• [Task statement]: Retype every record below exactly as it is written.
START Source data
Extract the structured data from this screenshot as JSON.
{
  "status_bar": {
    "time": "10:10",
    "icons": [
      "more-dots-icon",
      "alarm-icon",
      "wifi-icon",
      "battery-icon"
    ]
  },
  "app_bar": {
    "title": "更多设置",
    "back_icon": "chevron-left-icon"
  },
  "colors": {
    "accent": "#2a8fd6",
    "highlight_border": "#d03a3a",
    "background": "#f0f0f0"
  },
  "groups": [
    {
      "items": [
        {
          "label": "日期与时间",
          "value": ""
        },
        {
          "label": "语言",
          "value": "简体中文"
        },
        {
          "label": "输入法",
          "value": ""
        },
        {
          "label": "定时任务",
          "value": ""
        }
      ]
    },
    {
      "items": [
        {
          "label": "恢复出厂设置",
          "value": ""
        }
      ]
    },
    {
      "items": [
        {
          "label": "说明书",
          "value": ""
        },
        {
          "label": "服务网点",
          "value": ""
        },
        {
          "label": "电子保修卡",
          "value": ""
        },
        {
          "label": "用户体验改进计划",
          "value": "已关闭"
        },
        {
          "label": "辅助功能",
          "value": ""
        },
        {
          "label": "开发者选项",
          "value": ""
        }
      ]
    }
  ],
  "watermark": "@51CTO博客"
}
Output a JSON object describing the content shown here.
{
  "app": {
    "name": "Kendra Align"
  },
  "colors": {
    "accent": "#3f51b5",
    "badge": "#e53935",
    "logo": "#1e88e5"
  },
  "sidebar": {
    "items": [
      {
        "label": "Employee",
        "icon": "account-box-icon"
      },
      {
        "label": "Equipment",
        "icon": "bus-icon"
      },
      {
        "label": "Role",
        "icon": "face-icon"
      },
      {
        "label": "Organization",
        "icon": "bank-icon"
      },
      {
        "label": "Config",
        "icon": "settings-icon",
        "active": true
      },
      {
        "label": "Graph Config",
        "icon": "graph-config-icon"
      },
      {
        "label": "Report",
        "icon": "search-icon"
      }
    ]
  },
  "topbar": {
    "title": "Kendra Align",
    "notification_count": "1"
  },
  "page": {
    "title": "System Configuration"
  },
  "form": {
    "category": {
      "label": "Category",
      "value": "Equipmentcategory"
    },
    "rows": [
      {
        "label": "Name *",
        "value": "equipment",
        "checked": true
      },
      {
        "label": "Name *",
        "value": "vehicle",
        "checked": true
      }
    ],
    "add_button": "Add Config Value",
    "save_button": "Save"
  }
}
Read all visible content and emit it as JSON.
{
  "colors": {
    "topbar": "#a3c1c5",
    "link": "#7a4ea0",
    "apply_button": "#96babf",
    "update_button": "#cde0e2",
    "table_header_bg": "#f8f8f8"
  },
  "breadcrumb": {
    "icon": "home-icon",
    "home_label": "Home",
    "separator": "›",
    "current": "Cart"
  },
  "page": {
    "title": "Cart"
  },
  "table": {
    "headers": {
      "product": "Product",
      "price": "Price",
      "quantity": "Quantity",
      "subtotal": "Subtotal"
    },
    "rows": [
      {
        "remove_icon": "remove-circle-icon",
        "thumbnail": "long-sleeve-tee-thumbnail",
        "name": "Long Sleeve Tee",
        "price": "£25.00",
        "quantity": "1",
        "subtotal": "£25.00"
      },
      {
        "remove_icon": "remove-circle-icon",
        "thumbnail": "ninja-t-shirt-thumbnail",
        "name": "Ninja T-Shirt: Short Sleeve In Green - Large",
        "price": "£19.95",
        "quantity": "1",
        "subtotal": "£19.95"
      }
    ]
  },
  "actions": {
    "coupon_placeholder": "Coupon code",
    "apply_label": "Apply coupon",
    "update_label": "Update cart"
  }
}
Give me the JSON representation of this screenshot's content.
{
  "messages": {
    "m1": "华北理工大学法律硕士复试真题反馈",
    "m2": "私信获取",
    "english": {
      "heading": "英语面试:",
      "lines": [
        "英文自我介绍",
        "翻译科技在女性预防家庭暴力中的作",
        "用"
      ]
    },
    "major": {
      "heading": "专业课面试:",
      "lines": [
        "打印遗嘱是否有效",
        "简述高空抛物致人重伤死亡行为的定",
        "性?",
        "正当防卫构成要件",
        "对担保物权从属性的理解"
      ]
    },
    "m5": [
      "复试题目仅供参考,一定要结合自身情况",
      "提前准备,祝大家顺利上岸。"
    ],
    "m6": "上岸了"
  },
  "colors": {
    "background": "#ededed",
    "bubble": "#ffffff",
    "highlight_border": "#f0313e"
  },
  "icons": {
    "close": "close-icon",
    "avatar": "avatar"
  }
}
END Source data
• [Written response]:
Extract the structured data from this screenshot as JSON.
{
  "status_bar": {
    "time": "10:10",
    "icons": [
      "more-dots-icon",
      "alarm-icon",
      "wifi-icon",
      "battery-icon"
    ]
  },
  "app_bar": {
    "title": "更多设置",
    "back_icon": "chevron-left-icon"
  },
  "colors": {
    "accent": "#2a8fd6",
    "highlight_border": "#d03a3a",
    "background": "#f0f0f0"
  },
  "groups": [
    {
      "items": [
        {
          "label": "日期与时间",
          "value": ""
        },
        {
          "label": "语言",
          "value": "简体中文"
        },
        {
          "label": "输入法",
          "value": ""
        },
        {
          "label": "定时任务",
          "value": ""
        }
      ]
    },
    {
      "items": [
        {
          "label": "恢复出厂设置",
          "value": ""
        }
      ]
    },
    {
      "items": [
        {
          "label": "说明书",
          "value": ""
        },
        {
          "label": "服务网点",
          "value": ""
        },
        {
          "label": "电子保修卡",
          "value": ""
        },
        {
          "label": "用户体验改进计划",
          "value": "已关闭"
        },
        {
          "label": "辅助功能",
          "value": ""
        },
        {
          "label": "开发者选项",
          "value": ""
        }
      ]
    }
  ],
  "watermark": "@51CTO博客"
}
Output a JSON object describing the content shown here.
{
  "app": {
    "name": "Kendra Align"
  },
  "colors": {
    "accent": "#3f51b5",
    "badge": "#e53935",
    "logo": "#1e88e5"
  },
  "sidebar": {
    "items": [
      {
        "label": "Employee",
        "icon": "account-box-icon"
      },
      {
        "label": "Equipment",
        "icon": "bus-icon"
      },
      {
        "label": "Role",
        "icon": "face-icon"
      },
      {
        "label": "Organization",
        "icon": "bank-icon"
      },
      {
        "label": "Config",
        "icon": "settings-icon",
        "active": true
      },
      {
        "label": "Graph Config",
        "icon": "graph-config-icon"
      },
      {
        "label": "Report",
        "icon": "search-icon"
      }
    ]
  },
  "topbar": {
    "title": "Kendra Align",
    "notification_count": "1"
  },
  "page": {
    "title": "System Configuration"
  },
  "form": {
    "category": {
      "label": "Category",
      "value": "Equipmentcategory"
    },
    "rows": [
      {
        "label": "Name *",
        "value": "equipment",
        "checked": true
      },
      {
        "label": "Name *",
        "value": "vehicle",
        "checked": true
      }
    ],
    "add_button": "Add Config Value",
    "save_button": "Save"
  }
}
Read all visible content and emit it as JSON.
{
  "colors": {
    "topbar": "#a3c1c5",
    "link": "#7a4ea0",
    "apply_button": "#96babf",
    "update_button": "#cde0e2",
    "table_header_bg": "#f8f8f8"
  },
  "breadcrumb": {
    "icon": "home-icon",
    "home_label": "Home",
    "separator": "›",
    "current": "Cart"
  },
  "page": {
    "title": "Cart"
  },
  "table": {
    "headers": {
      "product": "Product",
      "price": "Price",
      "quantity": "Quantity",
      "subtotal": "Subtotal"
    },
    "rows": [
      {
        "remove_icon": "remove-circle-icon",
        "thumbnail": "long-sleeve-tee-thumbnail",
        "name": "Long Sleeve Tee",
        "price": "£25.00",
        "quantity": "1",
        "subtotal": "£25.00"
      },
      {
        "remove_icon": "remove-circle-icon",
        "thumbnail": "ninja-t-shirt-thumbnail",
        "name": "Ninja T-Shirt: Short Sleeve In Green - Large",
        "price": "£19.95",
        "quantity": "1",
        "subtotal": "£19.95"
      }
    ]
  },
  "actions": {
    "coupon_placeholder": "Coupon code",
    "apply_label": "Apply coupon",
    "update_label": "Update cart"
  }
}
Give me the JSON representation of this screenshot's content.
{
  "messages": {
    "m1": "华北理工大学法律硕士复试真题反馈",
    "m2": "私信获取",
    "english": {
      "heading": "英语面试:",
      "lines": [
        "英文自我介绍",
        "翻译科技在女性预防家庭暴力中的作",
        "用"
      ]
    },
    "major": {
      "heading": "专业课面试:",
      "lines": [
        "打印遗嘱是否有效",
        "简述高空抛物致人重伤死亡行为的定",
        "性?",
        "正当防卫构成要件",
        "对担保物权从属性的理解"
      ]
    },
    "m5": [
      "复试题目仅供参考,一定要结合自身情况",
      "提前准备,祝大家顺利上岸。"
    ],
    "m6": "上岸了"
  },
  "colors": {
    "background": "#ededed",
    "bubble": "#ffffff",
    "highlight_border": "#f0313e"
  },
  "icons": {
    "close": "close-icon",
    "avatar": "avatar"
  }
}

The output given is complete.